Zimbabwean politician creates uproar by saying women should make themselves less attractive to men to curb spread of HIV/AIDS
The United States foreign aid program that sends billions of dollars to African countries for HIV treatment and prevention has cut the number of people dying for any reason in those nations, a new study suggests.

A Zimbabwean politician has created an uproar by saying that women should be forced to shave their heads as well as to bathe less frequently to make themselves less attractive to men and, thereby, help curb the spread of HIV/Aids.

Senator Morgan Femai, an MDC-T (Movement for Democratic Change) senator for Chikomo, was attending an HIV awareness workshop in Kadoma, southwest of the capital Harare, when he made the remarks.

He claimed that by making themselves less attractive, women would help men to control themselves and resist their appeal.

"What I propose it that the government should come up with a law that compels women to have their heads clean-shaven like what the Apostolic sects do," ZimEye reported.

"They should also not bath because that is what has caused all these problems," he added.

The senator even suggested that female circumcision could help curb the spread of HIV.

"Women have got more moisture in their organs as compared to men, so there is need to research on how to deal with that moisture because it is conducive for bacteria breeding.
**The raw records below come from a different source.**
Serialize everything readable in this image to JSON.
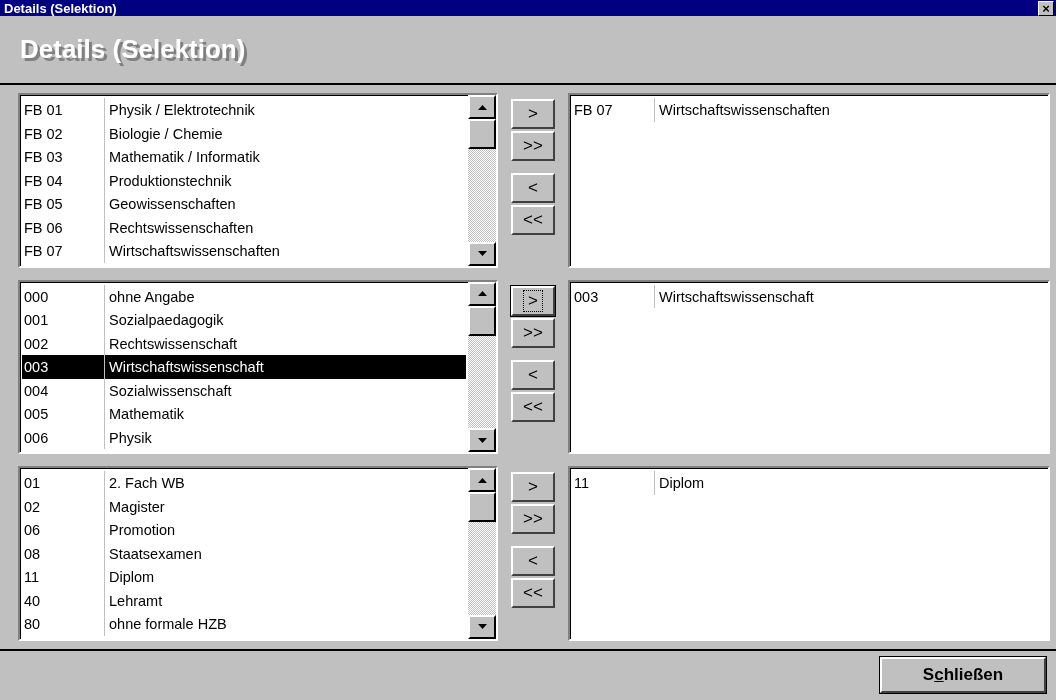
{
  "window": {
    "title": "Details (Selektion)",
    "close": "×"
  },
  "header": {
    "title": "Details (Selektion)"
  },
  "groups": [
    {
      "available": [
        {
          "code": "FB 01",
          "name": "Physik / Elektrotechnik",
          "selected": false
        },
        {
          "code": "FB 02",
          "name": "Biologie / Chemie",
          "selected": false
        },
        {
          "code": "FB 03",
          "name": "Mathematik / Informatik",
          "selected": false
        },
        {
          "code": "FB 04",
          "name": "Produktionstechnik",
          "selected": false
        },
        {
          "code": "FB 05",
          "name": "Geowissenschaften",
          "selected": false
        },
        {
          "code": "FB 06",
          "name": "Rechtswissenschaften",
          "selected": false
        },
        {
          "code": "FB 07",
          "name": "Wirtschaftswissenschaften",
          "selected": false
        }
      ],
      "buttons": [
        {
          "label": ">",
          "focused": false
        },
        {
          "label": ">>",
          "focused": false
        },
        {
          "label": "<",
          "focused": false
        },
        {
          "label": "<<",
          "focused": false
        }
      ],
      "chosen": [
        {
          "code": "FB 07",
          "name": "Wirtschaftswissenschaften"
        }
      ]
    },
    {
      "available": [
        {
          "code": "000",
          "name": "ohne Angabe",
          "selected": false
        },
        {
          "code": "001",
          "name": "Sozialpaedagogik",
          "selected": false
        },
        {
          "code": "002",
          "name": "Rechtswissenschaft",
          "selected": false
        },
        {
          "code": "003",
          "name": "Wirtschaftswissenschaft",
          "selected": true
        },
        {
          "code": "004",
          "name": "Sozialwissenschaft",
          "selected": false
        },
        {
          "code": "005",
          "name": "Mathematik",
          "selected": false
        },
        {
          "code": "006",
          "name": "Physik",
          "selected": false
        }
      ],
      "buttons": [
        {
          "label": ">",
          "focused": true
        },
        {
          "label": ">>",
          "focused": false
        },
        {
          "label": "<",
          "focused": false
        },
        {
          "label": "<<",
          "focused": false
        }
      ],
      "chosen": [
        {
          "code": "003",
          "name": "Wirtschaftswissenschaft"
        }
      ]
    },
    {
      "available": [
        {
          "code": "01",
          "name": "2. Fach WB",
          "selected": false
        },
        {
          "code": "02",
          "name": "Magister",
          "selected": false
        },
        {
          "code": "06",
          "name": "Promotion",
          "selected": false
        },
        {
          "code": "08",
          "name": "Staatsexamen",
          "selected": false
        },
        {
          "code": "11",
          "name": "Diplom",
          "selected": false
        },
        {
          "code": "40",
          "name": "Lehramt",
          "selected": false
        },
        {
          "code": "80",
          "name": "ohne formale HZB",
          "selected": false
        }
      ],
      "buttons": [
        {
          "label": ">",
          "focused": false
        },
        {
          "label": ">>",
          "focused": false
        },
        {
          "label": "<",
          "focused": false
        },
        {
          "label": "<<",
          "focused": false
        }
      ],
      "chosen": [
        {
          "code": "11",
          "name": "Diplom"
        }
      ]
    }
  ],
  "footer": {
    "close_button": {
      "label_before": "S",
      "accelerator": "c",
      "label_after": "hließen"
    }
  }
}
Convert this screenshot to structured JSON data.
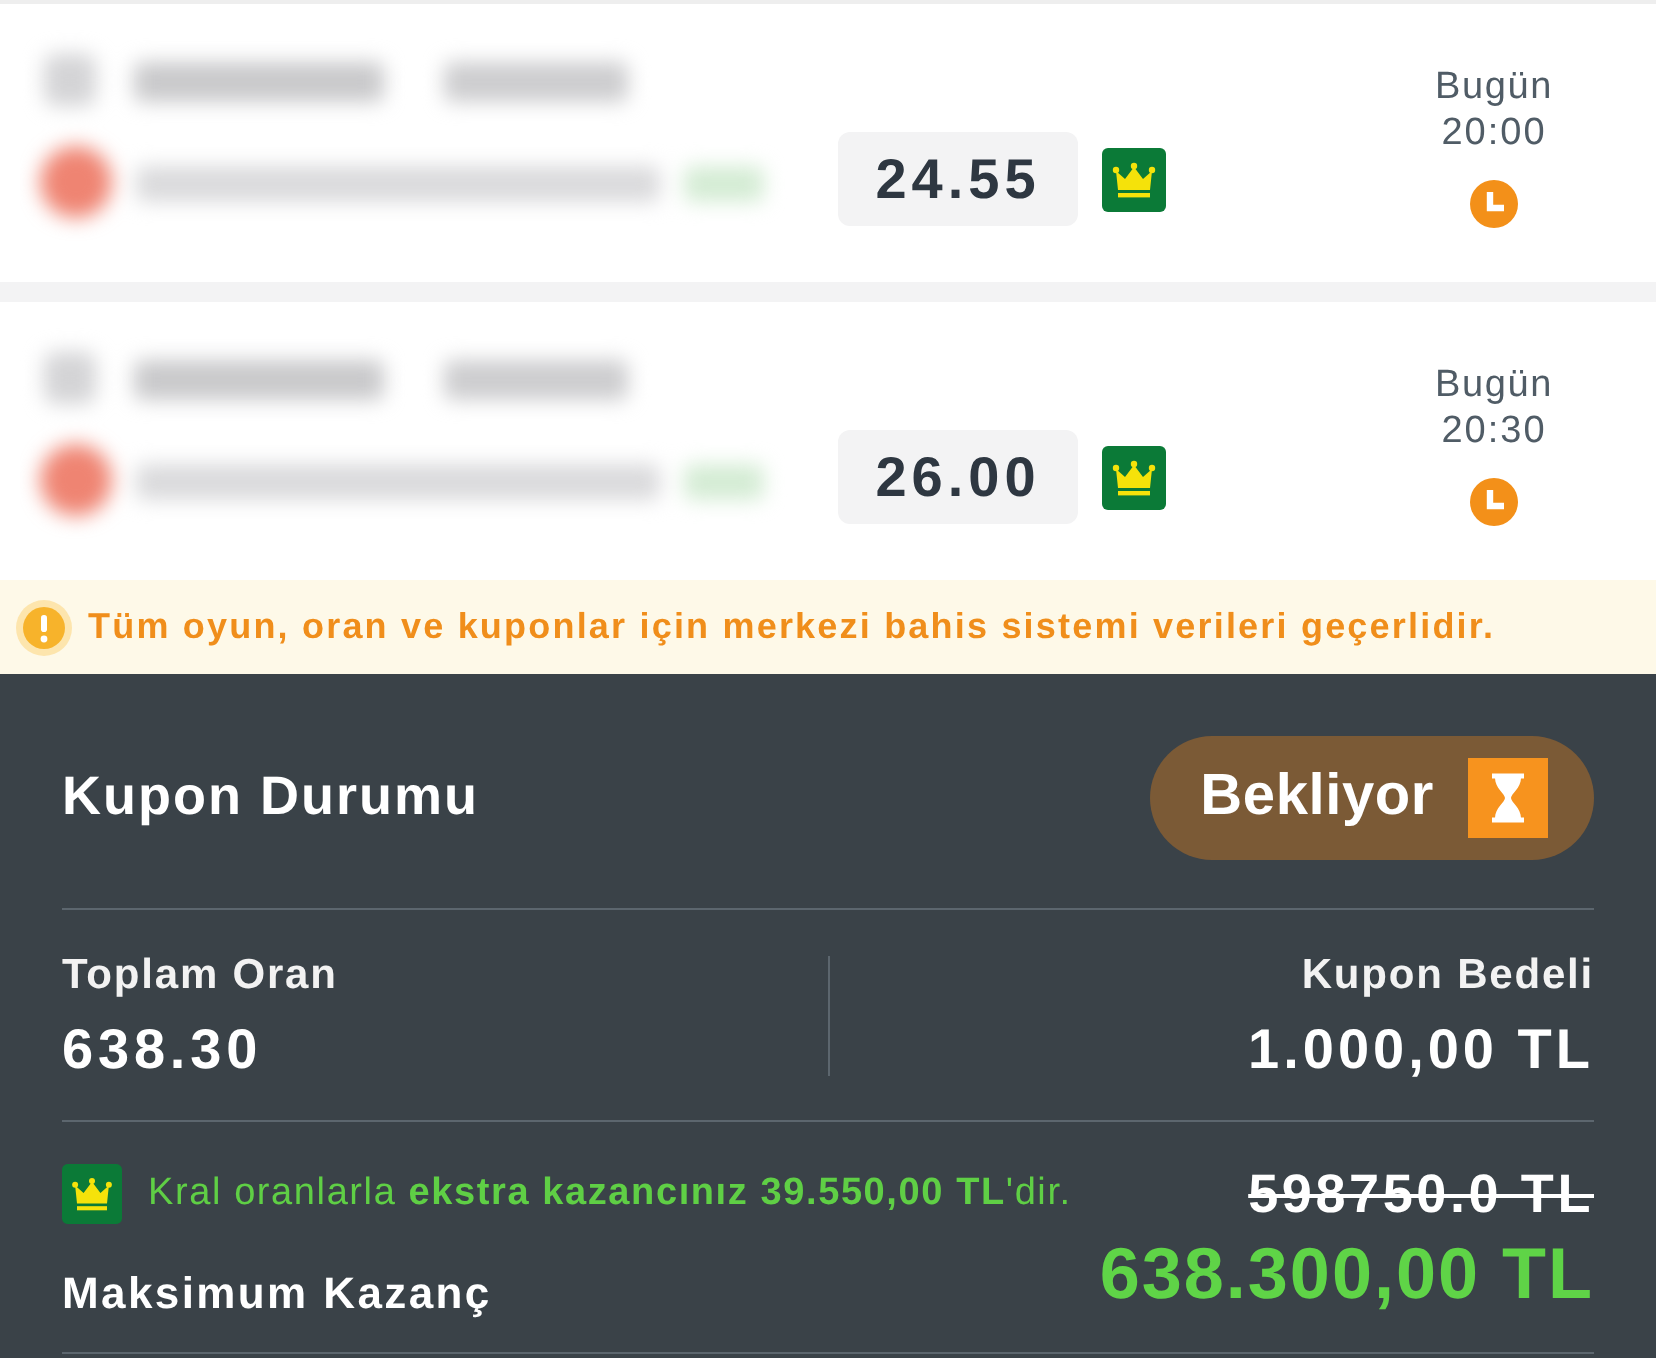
{
  "matches": [
    {
      "odds": "24.55",
      "king_odds": true,
      "day": "Bugün",
      "time": "20:00"
    },
    {
      "odds": "26.00",
      "king_odds": true,
      "day": "Bugün",
      "time": "20:30"
    }
  ],
  "notice": {
    "text": "Tüm oyun, oran ve kuponlar için merkezi bahis sistemi verileri geçerlidir."
  },
  "coupon": {
    "title": "Kupon Durumu",
    "status": {
      "label": "Bekliyor",
      "kind": "pending"
    },
    "total_odds": {
      "label": "Toplam Oran",
      "value": "638.30"
    },
    "stake": {
      "label": "Kupon Bedeli",
      "value": "1.000,00 TL"
    },
    "bonus_note": "Kral oranlarla **ekstra kazancınız 39.550,00 TL**'dir.",
    "old_max_win": "598750.0 TL",
    "max_win": {
      "label": "Maksimum Kazanç",
      "value": "638.300,00 TL"
    }
  }
}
There should be a way to suck out that moisture," he said.

Zimbabwe is still one of the countries worst affected by HIV/Aids, despite an annual drop in the rate of in new infections over the past 10 years.

Figures from 2009 showed that more than 14 percent of the adult population in Zimbabwe has HIV/Aids.

In the past decade, the government has launched a series of initiatives to raise awareness and prevention of HIV/Aids in a bid to help curb the spread of the disease.

In 2006, the Ministry of Education, Sport and Culture, and the United Nations Children's Fund began a scheme to train primary and secondary school teachers about HIV and Aids, so that they could pass on the knowledge to their students.

From 2005 to 2010, the total number of health facilities offering HIV testing and counselling in Zimbabwe increased from 395 to 1,218.

Despite the progress that has been made, a survey conducted by the United States Agency for International Development in 2009 revealed that only 20 percent of the population knew their HIV status.

It is feared that Femai's recent comments will further undermine efforts to raise awareness and curb the spread of HIV.

Zimbabwe Women Lawyers Association communications officer Merit Runema criticised Femai's comments. "As an organisation, we are disheartened to read that someone elected to represent people can utter such words," she said, adding: "It is clear the senator does not know HIV spreads.

"Femai's arguments are the ones used by rapists.

"We thought we had made great strides in HIV issues, but the lawmaker has shown us that more needs to be done."

The web site HIVaware provides information about HIV/Aids and transmission risks.